Domestic abuse is rarely an isolated incidence. It typically occurs within the larger context of ongoing intimate partner violence — and even if that abusive relationship eventually ends, domestic violence can still have lasting effects decades later. Chronic health problems often plague victims for the rest of their lives.
According to a recent survey conducted by More Magazine and the Verizon Foundation, domestic violence victims are significantly more likely to suffer from a chronic health condition. Among the 1,000 women surveyed, more than 80 percent of participants who had been subject to domestic abuse had an ongoing health issue, compared to just 62 percent of the participants who hadn’t experienced this type of intimate partner violence. Domestic abuse survivors reported higher than average rates of depression, diabetes, asthma, and digestive disease. And they also had elevated rates of impaired brain tissue and immune system dysfunction.
“We now know from science that exposure to violence leads to significant poor health outcomes across the life spectrum,” Kristin Schubert, the director of the Robert Wood Johnson Foundation’s Vulnerable Populations Portfolio, told ABC News. “When you make this connection and understand the health, economic and social repercussions of intimate partner violence, it becomes clear that this is a problem that should concern everyone.”
Worldwide, intimate partner violence is the leading cause of women’s non-fatal injuries. Bruises and bone fractures are some of the most common ways that domestic abuse manifests itself, but the link between longer-term health issues isn’t as well known. Most of the participants in this new study didn’t realize their health problems may have stemmed from their abuse, and were more likely to blame their chronic issues on other things, like smoking or drinking.

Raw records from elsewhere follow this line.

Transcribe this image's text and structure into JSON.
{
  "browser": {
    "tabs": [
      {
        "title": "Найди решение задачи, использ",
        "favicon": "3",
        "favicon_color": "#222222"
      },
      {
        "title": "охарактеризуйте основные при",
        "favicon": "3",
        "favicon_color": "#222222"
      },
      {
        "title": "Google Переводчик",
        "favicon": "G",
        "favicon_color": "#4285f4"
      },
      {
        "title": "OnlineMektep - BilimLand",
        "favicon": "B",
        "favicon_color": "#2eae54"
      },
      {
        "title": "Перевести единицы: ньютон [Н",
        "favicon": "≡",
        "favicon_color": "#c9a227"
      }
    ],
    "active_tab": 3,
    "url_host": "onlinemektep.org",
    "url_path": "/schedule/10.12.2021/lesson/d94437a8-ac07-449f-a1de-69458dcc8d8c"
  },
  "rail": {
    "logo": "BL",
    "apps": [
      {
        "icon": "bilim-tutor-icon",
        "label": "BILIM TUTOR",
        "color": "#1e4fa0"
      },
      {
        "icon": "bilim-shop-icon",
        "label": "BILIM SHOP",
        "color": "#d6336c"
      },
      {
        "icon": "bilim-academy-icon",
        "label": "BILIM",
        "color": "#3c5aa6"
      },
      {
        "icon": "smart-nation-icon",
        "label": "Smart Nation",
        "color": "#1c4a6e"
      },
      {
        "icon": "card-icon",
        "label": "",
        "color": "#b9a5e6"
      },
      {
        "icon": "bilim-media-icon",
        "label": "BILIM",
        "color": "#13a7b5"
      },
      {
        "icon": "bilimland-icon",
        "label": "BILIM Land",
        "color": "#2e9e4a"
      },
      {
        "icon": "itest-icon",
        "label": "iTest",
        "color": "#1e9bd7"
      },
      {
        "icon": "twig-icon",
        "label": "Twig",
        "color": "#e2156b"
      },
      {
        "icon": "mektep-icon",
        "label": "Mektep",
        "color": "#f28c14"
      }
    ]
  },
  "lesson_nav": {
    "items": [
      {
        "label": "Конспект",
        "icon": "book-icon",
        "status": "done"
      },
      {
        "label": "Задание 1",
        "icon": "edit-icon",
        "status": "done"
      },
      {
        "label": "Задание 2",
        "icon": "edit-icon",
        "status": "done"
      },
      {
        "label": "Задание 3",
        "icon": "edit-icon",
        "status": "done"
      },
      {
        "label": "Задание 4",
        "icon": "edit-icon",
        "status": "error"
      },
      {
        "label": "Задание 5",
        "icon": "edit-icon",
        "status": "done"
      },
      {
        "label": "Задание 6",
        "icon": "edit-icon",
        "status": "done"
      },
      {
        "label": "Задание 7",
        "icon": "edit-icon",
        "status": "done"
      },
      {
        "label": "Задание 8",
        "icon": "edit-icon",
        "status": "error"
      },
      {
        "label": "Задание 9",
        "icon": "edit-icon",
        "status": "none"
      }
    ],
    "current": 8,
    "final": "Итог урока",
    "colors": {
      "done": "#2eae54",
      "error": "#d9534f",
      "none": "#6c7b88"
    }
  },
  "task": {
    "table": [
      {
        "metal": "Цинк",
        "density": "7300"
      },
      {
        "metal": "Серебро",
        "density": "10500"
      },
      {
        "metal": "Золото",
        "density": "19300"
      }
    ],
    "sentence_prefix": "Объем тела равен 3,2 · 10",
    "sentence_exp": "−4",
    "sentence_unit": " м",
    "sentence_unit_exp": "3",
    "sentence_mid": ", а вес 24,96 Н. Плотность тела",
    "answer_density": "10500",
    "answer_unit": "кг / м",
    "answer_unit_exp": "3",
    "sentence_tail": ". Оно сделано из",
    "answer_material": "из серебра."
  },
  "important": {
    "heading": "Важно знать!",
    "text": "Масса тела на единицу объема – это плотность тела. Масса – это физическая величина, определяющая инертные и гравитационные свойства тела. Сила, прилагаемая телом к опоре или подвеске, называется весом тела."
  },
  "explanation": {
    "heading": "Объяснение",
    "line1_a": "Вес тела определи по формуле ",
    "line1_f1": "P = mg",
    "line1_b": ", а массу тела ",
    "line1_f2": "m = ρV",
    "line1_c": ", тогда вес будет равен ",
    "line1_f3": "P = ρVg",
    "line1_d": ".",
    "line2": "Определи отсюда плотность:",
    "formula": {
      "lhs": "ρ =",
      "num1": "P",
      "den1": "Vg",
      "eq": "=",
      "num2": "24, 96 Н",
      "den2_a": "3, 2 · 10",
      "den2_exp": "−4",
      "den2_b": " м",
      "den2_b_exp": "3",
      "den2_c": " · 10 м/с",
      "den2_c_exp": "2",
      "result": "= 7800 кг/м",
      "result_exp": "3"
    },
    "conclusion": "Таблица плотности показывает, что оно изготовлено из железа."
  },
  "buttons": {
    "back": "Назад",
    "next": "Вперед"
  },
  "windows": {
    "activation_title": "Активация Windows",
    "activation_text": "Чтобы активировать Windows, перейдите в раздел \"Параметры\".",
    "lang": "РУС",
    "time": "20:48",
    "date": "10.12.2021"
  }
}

Similarly, 75 percent of the women who participated in the survey said their doctors never asked them about domestic abuse during a routine exam. One of the issues with sexual assault is that it’s not widely-discussed, so women and their doctors don’t always realize the red flags.
That will hopefully begin to change under Obamacare. Thanks to the health reform law, regular domestic violence screenings are now covered free of charge, since they’re considered to be an essential preventative health service. The U.S. Preventative Task Force now recommends that doctors screen all women between the ages of 14 and 46 for intimate partner violence, which could encourage more medical professionals to open these conversations with their patients.
Domestic violence has other long-term effects, too. Another recent study confirmed that domestic abuse is passed down through generations — unsurprisingly, when children are exposed to abusive relationships, they’re more likely to have unhealthy relationships of their own. And research into teen dating violence has found that early exposure to domestic abuse often leads to mental health issues as an adult.